In 2006, Christine Cillian’s life changed forever. She wouldn’t know how severely for another two years.
Christine, then 29, suffered a severe neurological attack that she had thought pointed to multiple sclerosis. Her arms fell limp. She couldn’t walk. Her body failed to function.
“Everything turned upside down,” she says.
Doctors at the time said she didn’t have MS. But she learned in January 2008 they were wrong: An MRI revealed brain lesions and definitively diagnosed Christine with the disease.
Over several months, she grappled with anxiety, fatigue and depression—the “silent symptoms,” her husband, Brad, calls them.
They immediately turned to the Rocky Mountain Multiple Sclerosis Center at University of Colorado, where national-caliber research and treatment is paired with compassionate support and education. There, they started an “MS 101” class, sought a second opinion and soon began aggressive care.
Dr. Timothy Vollmer, a center co-director, told Christine that without intensive treatment, she faced severe disability. So Christine participated in clinical trials and took a drug developed for cancer but effective in treating MS. And she confronted her disease comprehensively with exercise, counseling, education and medicine.
“That’s how I want to treat my disease—aggressively,” Christine says.
Now life—upside down to this point—has began to right itself. The possibility of a brighter future seems within Christine’s reach.
As it’s done for many patients, the MS Center is slowing the disease and its effects with the patient-centered care it’s practiced for more than 30 years.
Brad says it’s revolutionizing future care within Colorado and across the nation.
“We’re lucky to have it in our backyard,” he says, adding that the center’s doctors hold weekend seminars around the country, so more than just Front Range patients benefit from the center’s expertise. “Everybody gets access to best-in-the-country care.”

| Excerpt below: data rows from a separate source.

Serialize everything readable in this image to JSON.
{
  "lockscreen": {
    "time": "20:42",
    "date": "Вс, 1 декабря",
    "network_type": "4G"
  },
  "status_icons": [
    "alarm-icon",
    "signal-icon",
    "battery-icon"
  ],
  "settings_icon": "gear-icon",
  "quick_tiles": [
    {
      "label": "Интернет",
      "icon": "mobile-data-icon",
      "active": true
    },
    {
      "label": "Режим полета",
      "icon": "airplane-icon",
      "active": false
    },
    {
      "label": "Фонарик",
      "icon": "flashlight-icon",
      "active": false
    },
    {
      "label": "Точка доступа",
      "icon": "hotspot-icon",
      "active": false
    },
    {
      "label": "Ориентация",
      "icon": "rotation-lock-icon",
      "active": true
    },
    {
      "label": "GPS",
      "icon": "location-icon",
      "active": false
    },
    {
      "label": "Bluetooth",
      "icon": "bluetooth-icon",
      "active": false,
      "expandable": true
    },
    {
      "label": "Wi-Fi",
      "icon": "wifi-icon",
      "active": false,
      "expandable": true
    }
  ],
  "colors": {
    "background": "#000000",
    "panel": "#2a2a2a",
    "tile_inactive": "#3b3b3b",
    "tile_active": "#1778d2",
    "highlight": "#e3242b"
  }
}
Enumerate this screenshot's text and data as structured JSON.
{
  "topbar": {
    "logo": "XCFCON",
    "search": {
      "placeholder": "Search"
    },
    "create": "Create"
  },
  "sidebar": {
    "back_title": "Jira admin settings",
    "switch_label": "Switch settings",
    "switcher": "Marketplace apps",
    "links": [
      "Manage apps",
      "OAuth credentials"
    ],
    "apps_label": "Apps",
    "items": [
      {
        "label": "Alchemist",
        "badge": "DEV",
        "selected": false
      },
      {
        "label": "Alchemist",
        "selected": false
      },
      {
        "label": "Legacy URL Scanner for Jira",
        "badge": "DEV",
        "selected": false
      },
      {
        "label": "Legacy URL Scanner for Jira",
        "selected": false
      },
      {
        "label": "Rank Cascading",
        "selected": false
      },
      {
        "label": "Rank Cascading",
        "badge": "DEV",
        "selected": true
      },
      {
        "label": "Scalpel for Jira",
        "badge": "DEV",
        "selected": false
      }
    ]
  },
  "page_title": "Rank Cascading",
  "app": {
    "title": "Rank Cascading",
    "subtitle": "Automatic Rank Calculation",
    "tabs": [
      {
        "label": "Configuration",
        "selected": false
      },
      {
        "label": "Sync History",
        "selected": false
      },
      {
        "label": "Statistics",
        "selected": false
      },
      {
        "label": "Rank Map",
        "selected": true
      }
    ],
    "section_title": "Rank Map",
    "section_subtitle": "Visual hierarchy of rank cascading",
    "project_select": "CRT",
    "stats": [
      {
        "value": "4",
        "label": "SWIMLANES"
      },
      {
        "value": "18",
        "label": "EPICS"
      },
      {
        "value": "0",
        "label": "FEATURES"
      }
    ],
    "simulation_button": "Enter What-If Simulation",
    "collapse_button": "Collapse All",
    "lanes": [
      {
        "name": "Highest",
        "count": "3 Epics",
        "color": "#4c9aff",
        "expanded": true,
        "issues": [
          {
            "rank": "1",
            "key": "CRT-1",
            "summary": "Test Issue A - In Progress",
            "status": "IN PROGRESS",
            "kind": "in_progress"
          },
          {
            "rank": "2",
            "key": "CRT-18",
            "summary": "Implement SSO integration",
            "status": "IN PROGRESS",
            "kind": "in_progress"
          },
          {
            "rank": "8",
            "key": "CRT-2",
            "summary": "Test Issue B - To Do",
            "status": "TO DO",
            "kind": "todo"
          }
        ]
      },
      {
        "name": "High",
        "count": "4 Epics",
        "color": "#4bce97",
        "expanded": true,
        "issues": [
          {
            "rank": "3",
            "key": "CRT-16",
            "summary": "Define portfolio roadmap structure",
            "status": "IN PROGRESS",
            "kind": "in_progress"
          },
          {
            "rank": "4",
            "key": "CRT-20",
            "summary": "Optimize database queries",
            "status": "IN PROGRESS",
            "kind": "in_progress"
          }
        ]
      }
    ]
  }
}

That top-notch treatment happens, the Cillians note, partly because gifts support the center. Donor generosity enables staff to work toward earlier diagnoses, individualized care and research that identifies steps toward, perhaps, a cure.
MS changed everything for the Cillians. But the MS Center is changing everything again—her health, their marriage, their perspective—for the better.
In gratitude, the Cillians donate to the center, and Brad serves on its board.
“We’ve gotten so much out of the center that the bare minimum we can do is give back so that others can have that access,” he says.
That is access, Christine says, to more than innovative treatment; it’s a partnership with people who care deeply for their patients.
“It's not just a job for them,” she says. “These people are truly passionate about doing something about MS.”